• [Data for processing]:
#####
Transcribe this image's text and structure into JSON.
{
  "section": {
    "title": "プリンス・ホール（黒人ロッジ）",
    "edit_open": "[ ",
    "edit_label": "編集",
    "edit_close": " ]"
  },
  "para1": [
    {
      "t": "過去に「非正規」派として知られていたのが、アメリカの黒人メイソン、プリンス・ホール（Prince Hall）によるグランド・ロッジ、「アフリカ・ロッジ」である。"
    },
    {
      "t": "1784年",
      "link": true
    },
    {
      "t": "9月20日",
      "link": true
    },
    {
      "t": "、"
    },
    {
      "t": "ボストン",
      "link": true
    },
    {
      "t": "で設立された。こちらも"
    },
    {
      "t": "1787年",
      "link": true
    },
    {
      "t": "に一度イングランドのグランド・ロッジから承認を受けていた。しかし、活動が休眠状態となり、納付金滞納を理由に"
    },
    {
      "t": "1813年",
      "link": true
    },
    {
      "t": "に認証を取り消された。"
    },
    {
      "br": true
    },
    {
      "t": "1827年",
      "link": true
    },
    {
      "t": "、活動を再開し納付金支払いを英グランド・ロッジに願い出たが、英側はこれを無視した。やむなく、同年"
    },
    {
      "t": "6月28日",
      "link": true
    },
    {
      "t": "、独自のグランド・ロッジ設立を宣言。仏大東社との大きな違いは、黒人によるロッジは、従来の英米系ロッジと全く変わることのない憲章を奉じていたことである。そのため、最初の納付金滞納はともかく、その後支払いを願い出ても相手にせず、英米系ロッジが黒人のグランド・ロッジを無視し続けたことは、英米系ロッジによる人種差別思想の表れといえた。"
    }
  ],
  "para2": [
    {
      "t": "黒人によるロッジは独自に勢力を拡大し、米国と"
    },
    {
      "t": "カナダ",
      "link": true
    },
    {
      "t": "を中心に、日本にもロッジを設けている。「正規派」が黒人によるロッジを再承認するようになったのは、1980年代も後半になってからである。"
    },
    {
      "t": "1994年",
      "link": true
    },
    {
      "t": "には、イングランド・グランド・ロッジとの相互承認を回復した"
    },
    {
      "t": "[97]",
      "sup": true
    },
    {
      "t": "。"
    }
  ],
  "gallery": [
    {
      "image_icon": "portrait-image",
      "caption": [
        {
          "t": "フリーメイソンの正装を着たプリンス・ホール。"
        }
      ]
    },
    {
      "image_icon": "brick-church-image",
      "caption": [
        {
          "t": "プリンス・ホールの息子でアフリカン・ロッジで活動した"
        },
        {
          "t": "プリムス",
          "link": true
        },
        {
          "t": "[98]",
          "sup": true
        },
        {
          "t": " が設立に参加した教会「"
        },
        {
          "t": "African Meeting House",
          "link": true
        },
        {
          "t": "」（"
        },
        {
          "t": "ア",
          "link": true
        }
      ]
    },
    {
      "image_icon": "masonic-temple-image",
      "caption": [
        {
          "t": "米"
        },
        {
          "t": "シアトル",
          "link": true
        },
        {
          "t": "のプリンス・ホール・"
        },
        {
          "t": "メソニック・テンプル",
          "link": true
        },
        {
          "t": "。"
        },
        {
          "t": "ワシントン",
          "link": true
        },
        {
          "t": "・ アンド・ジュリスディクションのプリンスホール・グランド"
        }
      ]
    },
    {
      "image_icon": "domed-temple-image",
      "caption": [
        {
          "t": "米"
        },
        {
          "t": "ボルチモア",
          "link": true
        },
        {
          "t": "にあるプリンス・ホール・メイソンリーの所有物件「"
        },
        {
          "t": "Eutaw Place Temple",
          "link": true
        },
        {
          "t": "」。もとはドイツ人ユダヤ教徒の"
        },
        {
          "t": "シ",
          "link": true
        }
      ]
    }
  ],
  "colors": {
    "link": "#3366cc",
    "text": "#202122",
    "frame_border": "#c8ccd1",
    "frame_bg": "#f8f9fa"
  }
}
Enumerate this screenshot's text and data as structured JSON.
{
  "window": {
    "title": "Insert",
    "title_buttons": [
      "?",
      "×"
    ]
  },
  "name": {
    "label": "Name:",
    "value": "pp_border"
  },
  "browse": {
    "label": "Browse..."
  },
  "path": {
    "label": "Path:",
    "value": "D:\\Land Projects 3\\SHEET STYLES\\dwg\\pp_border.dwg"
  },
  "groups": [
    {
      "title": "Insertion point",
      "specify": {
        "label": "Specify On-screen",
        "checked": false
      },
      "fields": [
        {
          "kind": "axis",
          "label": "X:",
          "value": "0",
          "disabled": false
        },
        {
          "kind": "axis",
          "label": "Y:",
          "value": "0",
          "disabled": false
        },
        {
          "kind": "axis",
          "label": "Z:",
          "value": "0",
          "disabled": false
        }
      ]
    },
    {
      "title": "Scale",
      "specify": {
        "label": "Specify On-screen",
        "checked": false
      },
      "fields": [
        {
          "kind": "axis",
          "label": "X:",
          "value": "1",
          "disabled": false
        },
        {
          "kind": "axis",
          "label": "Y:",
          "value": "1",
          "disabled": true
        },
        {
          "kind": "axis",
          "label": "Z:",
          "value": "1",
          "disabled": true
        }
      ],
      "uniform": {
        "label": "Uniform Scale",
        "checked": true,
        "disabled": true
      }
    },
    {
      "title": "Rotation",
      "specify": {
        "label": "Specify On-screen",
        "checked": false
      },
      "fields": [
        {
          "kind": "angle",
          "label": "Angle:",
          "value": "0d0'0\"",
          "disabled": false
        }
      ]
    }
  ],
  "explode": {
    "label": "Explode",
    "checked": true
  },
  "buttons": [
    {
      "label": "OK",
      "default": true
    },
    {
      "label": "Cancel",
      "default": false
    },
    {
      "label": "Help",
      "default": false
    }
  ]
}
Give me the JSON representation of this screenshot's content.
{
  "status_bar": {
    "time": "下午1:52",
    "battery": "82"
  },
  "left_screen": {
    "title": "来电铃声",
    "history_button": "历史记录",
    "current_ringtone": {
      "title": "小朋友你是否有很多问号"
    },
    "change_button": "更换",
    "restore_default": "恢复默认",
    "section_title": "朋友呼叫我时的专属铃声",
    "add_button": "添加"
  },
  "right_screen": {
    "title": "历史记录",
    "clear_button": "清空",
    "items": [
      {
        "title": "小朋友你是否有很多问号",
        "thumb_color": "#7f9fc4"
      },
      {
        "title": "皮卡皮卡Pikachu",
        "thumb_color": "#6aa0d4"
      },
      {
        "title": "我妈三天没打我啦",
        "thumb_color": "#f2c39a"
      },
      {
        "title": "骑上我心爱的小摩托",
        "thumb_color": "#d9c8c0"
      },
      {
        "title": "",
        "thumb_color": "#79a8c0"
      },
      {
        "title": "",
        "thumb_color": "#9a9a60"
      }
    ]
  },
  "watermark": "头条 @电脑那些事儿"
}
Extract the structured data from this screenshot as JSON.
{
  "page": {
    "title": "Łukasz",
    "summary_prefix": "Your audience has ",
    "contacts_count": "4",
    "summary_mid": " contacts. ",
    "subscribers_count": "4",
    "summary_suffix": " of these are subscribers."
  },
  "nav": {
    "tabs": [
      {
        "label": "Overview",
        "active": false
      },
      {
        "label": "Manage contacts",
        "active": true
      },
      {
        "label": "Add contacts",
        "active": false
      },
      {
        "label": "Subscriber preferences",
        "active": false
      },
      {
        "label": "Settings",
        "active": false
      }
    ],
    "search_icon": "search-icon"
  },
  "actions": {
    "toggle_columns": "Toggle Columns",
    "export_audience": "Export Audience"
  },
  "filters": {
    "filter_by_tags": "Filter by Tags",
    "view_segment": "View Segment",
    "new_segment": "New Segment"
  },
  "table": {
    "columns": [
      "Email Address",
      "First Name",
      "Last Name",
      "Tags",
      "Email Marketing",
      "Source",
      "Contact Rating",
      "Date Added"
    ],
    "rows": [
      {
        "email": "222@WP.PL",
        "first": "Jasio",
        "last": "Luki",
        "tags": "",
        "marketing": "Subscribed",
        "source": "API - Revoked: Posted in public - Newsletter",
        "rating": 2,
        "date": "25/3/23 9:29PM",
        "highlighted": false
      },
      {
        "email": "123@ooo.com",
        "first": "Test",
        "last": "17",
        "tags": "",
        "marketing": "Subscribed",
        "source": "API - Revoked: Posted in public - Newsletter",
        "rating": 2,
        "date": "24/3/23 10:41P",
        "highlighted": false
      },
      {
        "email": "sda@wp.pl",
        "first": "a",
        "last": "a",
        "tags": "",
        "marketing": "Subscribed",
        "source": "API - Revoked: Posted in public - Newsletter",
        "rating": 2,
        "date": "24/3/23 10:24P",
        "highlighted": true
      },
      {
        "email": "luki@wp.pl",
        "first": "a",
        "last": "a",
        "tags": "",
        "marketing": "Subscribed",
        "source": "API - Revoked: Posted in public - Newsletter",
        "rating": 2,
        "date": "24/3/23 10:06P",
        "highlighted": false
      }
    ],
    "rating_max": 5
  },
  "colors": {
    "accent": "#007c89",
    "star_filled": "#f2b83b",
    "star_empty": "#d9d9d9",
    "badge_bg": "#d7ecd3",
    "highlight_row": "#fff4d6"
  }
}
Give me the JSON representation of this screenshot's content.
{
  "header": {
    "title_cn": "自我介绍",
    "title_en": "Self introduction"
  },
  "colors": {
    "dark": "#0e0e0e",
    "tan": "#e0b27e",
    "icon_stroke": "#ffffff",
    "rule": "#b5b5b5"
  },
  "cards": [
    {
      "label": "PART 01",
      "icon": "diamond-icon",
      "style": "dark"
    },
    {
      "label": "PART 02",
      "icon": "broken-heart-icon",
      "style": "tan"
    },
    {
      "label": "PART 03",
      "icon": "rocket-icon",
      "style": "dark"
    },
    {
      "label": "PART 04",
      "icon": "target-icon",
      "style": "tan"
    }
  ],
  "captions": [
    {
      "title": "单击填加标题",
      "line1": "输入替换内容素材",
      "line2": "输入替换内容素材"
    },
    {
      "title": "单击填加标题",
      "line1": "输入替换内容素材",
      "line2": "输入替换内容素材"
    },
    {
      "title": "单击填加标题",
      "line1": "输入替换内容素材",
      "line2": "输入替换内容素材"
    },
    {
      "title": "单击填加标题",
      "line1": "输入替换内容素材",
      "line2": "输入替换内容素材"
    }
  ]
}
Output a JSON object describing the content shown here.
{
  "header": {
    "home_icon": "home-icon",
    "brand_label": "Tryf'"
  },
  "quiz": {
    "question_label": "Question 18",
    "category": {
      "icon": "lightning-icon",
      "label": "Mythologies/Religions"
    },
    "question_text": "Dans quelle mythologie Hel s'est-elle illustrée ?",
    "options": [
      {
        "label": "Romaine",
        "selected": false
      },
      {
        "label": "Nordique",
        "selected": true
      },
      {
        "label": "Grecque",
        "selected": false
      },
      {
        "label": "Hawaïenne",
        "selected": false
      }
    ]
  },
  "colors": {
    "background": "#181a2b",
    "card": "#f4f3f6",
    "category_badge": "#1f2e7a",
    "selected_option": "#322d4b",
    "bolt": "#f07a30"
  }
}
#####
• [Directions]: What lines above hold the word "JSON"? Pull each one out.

• [Answer to this exercise]:
Transcribe this image's text and structure into JSON.
Enumerate this screenshot's text and data as structured JSON.
Give me the JSON representation of this screenshot's content.
Extract the structured data from this screenshot as JSON.
Give me the JSON representation of this screenshot's content.
Output a JSON object describing the content shown here.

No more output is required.